# [Instructions to follow]
The output should be identical to the entries that follow.

===============

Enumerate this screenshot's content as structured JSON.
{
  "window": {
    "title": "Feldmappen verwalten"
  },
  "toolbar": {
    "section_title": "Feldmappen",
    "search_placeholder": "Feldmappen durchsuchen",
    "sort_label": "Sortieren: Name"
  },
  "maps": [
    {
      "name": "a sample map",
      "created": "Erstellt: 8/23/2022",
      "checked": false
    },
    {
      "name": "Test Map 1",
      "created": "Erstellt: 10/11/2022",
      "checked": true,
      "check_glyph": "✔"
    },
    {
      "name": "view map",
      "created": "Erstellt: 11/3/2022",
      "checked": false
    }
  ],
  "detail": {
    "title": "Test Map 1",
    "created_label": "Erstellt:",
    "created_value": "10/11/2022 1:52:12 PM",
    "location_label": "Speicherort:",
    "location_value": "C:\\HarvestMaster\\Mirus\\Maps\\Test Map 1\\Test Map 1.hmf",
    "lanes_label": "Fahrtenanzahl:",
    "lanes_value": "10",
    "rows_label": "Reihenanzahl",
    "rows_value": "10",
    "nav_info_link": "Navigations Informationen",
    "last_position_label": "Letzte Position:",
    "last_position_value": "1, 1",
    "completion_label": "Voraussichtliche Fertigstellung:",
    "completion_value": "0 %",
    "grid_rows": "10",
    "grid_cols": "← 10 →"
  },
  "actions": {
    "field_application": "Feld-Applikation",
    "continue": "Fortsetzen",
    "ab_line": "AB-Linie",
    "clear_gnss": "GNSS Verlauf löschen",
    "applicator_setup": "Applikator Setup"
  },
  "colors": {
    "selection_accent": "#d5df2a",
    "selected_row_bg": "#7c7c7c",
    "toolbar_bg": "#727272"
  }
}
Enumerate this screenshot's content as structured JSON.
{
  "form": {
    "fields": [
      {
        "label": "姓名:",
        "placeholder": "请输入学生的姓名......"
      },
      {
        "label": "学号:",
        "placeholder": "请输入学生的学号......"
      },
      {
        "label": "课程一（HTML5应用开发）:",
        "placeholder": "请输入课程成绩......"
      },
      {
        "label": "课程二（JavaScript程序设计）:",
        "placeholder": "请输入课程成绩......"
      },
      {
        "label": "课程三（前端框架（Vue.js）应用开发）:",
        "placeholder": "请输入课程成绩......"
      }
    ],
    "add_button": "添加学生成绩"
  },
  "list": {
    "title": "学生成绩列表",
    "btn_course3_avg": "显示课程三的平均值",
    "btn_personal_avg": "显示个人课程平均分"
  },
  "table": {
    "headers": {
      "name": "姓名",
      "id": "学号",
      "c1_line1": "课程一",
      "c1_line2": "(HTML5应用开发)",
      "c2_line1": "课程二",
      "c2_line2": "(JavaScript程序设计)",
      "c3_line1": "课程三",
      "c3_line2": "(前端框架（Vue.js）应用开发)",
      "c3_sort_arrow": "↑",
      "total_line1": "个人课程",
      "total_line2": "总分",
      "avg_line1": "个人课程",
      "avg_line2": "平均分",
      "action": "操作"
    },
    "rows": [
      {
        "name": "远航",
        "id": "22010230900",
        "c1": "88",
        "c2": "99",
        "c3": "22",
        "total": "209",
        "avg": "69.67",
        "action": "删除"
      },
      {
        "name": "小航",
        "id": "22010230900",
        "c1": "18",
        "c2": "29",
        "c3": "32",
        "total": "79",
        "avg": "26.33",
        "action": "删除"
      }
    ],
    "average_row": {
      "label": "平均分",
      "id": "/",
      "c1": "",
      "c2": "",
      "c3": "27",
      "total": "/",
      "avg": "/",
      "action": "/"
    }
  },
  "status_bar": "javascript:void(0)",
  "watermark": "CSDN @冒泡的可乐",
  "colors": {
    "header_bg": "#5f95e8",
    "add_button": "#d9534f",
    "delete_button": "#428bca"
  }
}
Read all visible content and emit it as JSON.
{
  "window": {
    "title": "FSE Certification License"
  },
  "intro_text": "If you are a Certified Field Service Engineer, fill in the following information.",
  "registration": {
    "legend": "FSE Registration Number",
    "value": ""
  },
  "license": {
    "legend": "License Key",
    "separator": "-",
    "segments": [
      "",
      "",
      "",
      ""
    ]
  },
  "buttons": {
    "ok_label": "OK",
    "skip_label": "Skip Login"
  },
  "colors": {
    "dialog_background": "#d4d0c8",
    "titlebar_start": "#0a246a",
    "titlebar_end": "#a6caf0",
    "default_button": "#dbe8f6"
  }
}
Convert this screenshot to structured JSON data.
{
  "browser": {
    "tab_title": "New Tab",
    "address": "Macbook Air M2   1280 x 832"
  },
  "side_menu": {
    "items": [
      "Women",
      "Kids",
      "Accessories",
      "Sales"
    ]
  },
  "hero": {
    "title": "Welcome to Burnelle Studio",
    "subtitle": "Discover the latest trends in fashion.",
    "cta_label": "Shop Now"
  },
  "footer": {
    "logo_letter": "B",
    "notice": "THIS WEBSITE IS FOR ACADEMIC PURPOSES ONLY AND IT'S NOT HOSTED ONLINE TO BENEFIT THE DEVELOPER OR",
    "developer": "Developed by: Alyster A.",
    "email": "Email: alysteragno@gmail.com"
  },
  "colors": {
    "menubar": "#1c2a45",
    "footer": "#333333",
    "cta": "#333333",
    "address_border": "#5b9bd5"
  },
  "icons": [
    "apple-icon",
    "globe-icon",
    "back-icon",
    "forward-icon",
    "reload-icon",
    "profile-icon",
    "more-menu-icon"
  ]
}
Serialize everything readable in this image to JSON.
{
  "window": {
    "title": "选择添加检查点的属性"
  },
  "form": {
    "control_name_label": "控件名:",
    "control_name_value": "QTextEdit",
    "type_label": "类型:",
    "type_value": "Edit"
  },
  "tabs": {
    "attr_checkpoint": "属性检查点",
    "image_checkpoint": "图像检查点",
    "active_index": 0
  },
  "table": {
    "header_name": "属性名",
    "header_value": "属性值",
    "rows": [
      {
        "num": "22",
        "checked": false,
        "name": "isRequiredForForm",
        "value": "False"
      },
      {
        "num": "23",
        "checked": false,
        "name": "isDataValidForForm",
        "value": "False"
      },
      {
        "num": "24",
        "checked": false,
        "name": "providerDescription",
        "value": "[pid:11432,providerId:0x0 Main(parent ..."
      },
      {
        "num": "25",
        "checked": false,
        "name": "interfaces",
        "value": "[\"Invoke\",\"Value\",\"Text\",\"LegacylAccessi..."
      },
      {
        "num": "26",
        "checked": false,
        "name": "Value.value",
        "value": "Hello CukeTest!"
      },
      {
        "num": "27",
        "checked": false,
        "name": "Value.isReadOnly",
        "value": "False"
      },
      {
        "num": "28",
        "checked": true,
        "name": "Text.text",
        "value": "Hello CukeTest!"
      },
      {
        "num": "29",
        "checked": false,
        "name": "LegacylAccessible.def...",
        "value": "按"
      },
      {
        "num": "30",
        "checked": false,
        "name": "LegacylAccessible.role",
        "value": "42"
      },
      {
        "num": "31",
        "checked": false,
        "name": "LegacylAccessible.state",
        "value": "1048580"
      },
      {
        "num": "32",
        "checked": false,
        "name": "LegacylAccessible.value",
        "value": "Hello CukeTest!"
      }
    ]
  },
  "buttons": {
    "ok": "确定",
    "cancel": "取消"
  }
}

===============

# [Answer to this problem]
Enumerate this screenshot's content as structured JSON.
{
  "window": {
    "title": "Feldmappen verwalten"
  },
  "toolbar": {
    "section_title": "Feldmappen",
    "search_placeholder": "Feldmappen durchsuchen",
    "sort_label": "Sortieren: Name"
  },
  "maps": [
    {
      "name": "a sample map",
      "created": "Erstellt: 8/23/2022",
      "checked": false
    },
    {
      "name": "Test Map 1",
      "created": "Erstellt: 10/11/2022",
      "checked": true,
      "check_glyph": "✔"
    },
    {
      "name": "view map",
      "created": "Erstellt: 11/3/2022",
      "checked": false
    }
  ],
  "detail": {
    "title": "Test Map 1",
    "created_label": "Erstellt:",
    "created_value": "10/11/2022 1:52:12 PM",
    "location_label": "Speicherort:",
    "location_value": "C:\\HarvestMaster\\Mirus\\Maps\\Test Map 1\\Test Map 1.hmf",
    "lanes_label": "Fahrtenanzahl:",
    "lanes_value": "10",
    "rows_label": "Reihenanzahl",
    "rows_value": "10",
    "nav_info_link": "Navigations Informationen",
    "last_position_label": "Letzte Position:",
    "last_position_value": "1, 1",
    "completion_label": "Voraussichtliche Fertigstellung:",
    "completion_value": "0 %",
    "grid_rows": "10",
    "grid_cols": "← 10 →"
  },
  "actions": {
    "field_application": "Feld-Applikation",
    "continue": "Fortsetzen",
    "ab_line": "AB-Linie",
    "clear_gnss": "GNSS Verlauf löschen",
    "applicator_setup": "Applikator Setup"
  },
  "colors": {
    "selection_accent": "#d5df2a",
    "selected_row_bg": "#7c7c7c",
    "toolbar_bg": "#727272"
  }
}
Enumerate this screenshot's content as structured JSON.
{
  "form": {
    "fields": [
      {
        "label": "姓名:",
        "placeholder": "请输入学生的姓名......"
      },
      {
        "label": "学号:",
        "placeholder": "请输入学生的学号......"
      },
      {
        "label": "课程一（HTML5应用开发）:",
        "placeholder": "请输入课程成绩......"
      },
      {
        "label": "课程二（JavaScript程序设计）:",
        "placeholder": "请输入课程成绩......"
      },
      {
        "label": "课程三（前端框架（Vue.js）应用开发）:",
        "placeholder": "请输入课程成绩......"
      }
    ],
    "add_button": "添加学生成绩"
  },
  "list": {
    "title": "学生成绩列表",
    "btn_course3_avg": "显示课程三的平均值",
    "btn_personal_avg": "显示个人课程平均分"
  },
  "table": {
    "headers": {
      "name": "姓名",
      "id": "学号",
      "c1_line1": "课程一",
      "c1_line2": "(HTML5应用开发)",
      "c2_line1": "课程二",
      "c2_line2": "(JavaScript程序设计)",
      "c3_line1": "课程三",
      "c3_line2": "(前端框架（Vue.js）应用开发)",
      "c3_sort_arrow": "↑",
      "total_line1": "个人课程",
      "total_line2": "总分",
      "avg_line1": "个人课程",
      "avg_line2": "平均分",
      "action": "操作"
    },
    "rows": [
      {
        "name": "远航",
        "id": "22010230900",
        "c1": "88",
        "c2": "99",
        "c3": "22",
        "total": "209",
        "avg": "69.67",
        "action": "删除"
      },
      {
        "name": "小航",
        "id": "22010230900",
        "c1": "18",
        "c2": "29",
        "c3": "32",
        "total": "79",
        "avg": "26.33",
        "action": "删除"
      }
    ],
    "average_row": {
      "label": "平均分",
      "id": "/",
      "c1": "",
      "c2": "",
      "c3": "27",
      "total": "/",
      "avg": "/",
      "action": "/"
    }
  },
  "status_bar": "javascript:void(0)",
  "watermark": "CSDN @冒泡的可乐",
  "colors": {
    "header_bg": "#5f95e8",
    "add_button": "#d9534f",
    "delete_button": "#428bca"
  }
}
Read all visible content and emit it as JSON.
{
  "window": {
    "title": "FSE Certification License"
  },
  "intro_text": "If you are a Certified Field Service Engineer, fill in the following information.",
  "registration": {
    "legend": "FSE Registration Number",
    "value": ""
  },
  "license": {
    "legend": "License Key",
    "separator": "-",
    "segments": [
      "",
      "",
      "",
      ""
    ]
  },
  "buttons": {
    "ok_label": "OK",
    "skip_label": "Skip Login"
  },
  "colors": {
    "dialog_background": "#d4d0c8",
    "titlebar_start": "#0a246a",
    "titlebar_end": "#a6caf0",
    "default_button": "#dbe8f6"
  }
}
Convert this screenshot to structured JSON data.
{
  "browser": {
    "tab_title": "New Tab",
    "address": "Macbook Air M2   1280 x 832"
  },
  "side_menu": {
    "items": [
      "Women",
      "Kids",
      "Accessories",
      "Sales"
    ]
  },
  "hero": {
    "title": "Welcome to Burnelle Studio",
    "subtitle": "Discover the latest trends in fashion.",
    "cta_label": "Shop Now"
  },
  "footer": {
    "logo_letter": "B",
    "notice": "THIS WEBSITE IS FOR ACADEMIC PURPOSES ONLY AND IT'S NOT HOSTED ONLINE TO BENEFIT THE DEVELOPER OR",
    "developer": "Developed by: Alyster A.",
    "email": "Email: alysteragno@gmail.com"
  },
  "colors": {
    "menubar": "#1c2a45",
    "footer": "#333333",
    "cta": "#333333",
    "address_border": "#5b9bd5"
  },
  "icons": [
    "apple-icon",
    "globe-icon",
    "back-icon",
    "forward-icon",
    "reload-icon",
    "profile-icon",
    "more-menu-icon"
  ]
}
Serialize everything readable in this image to JSON.
{
  "window": {
    "title": "选择添加检查点的属性"
  },
  "form": {
    "control_name_label": "控件名:",
    "control_name_value": "QTextEdit",
    "type_label": "类型:",
    "type_value": "Edit"
  },
  "tabs": {
    "attr_checkpoint": "属性检查点",
    "image_checkpoint": "图像检查点",
    "active_index": 0
  },
  "table": {
    "header_name": "属性名",
    "header_value": "属性值",
    "rows": [
      {
        "num": "22",
        "checked": false,
        "name": "isRequiredForForm",
        "value": "False"
      },
      {
        "num": "23",
        "checked": false,
        "name": "isDataValidForForm",
        "value": "False"
      },
      {
        "num": "24",
        "checked": false,
        "name": "providerDescription",
        "value": "[pid:11432,providerId:0x0 Main(parent ..."
      },
      {
        "num": "25",
        "checked": false,
        "name": "interfaces",
        "value": "[\"Invoke\",\"Value\",\"Text\",\"LegacylAccessi..."
      },
      {
        "num": "26",
        "checked": false,
        "name": "Value.value",
        "value": "Hello CukeTest!"
      },
      {
        "num": "27",
        "checked": false,
        "name": "Value.isReadOnly",
        "value": "False"
      },
      {
        "num": "28",
        "checked": true,
        "name": "Text.text",
        "value": "Hello CukeTest!"
      },
      {
        "num": "29",
        "checked": false,
        "name": "LegacylAccessible.def...",
        "value": "按"
      },
      {
        "num": "30",
        "checked": false,
        "name": "LegacylAccessible.role",
        "value": "42"
      },
      {
        "num": "31",
        "checked": false,
        "name": "LegacylAccessible.state",
        "value": "1048580"
      },
      {
        "num": "32",
        "checked": false,
        "name": "LegacylAccessible.value",
        "value": "Hello CukeTest!"
      }
    ]
  },
  "buttons": {
    "ok": "确定",
    "cancel": "取消"
  }
}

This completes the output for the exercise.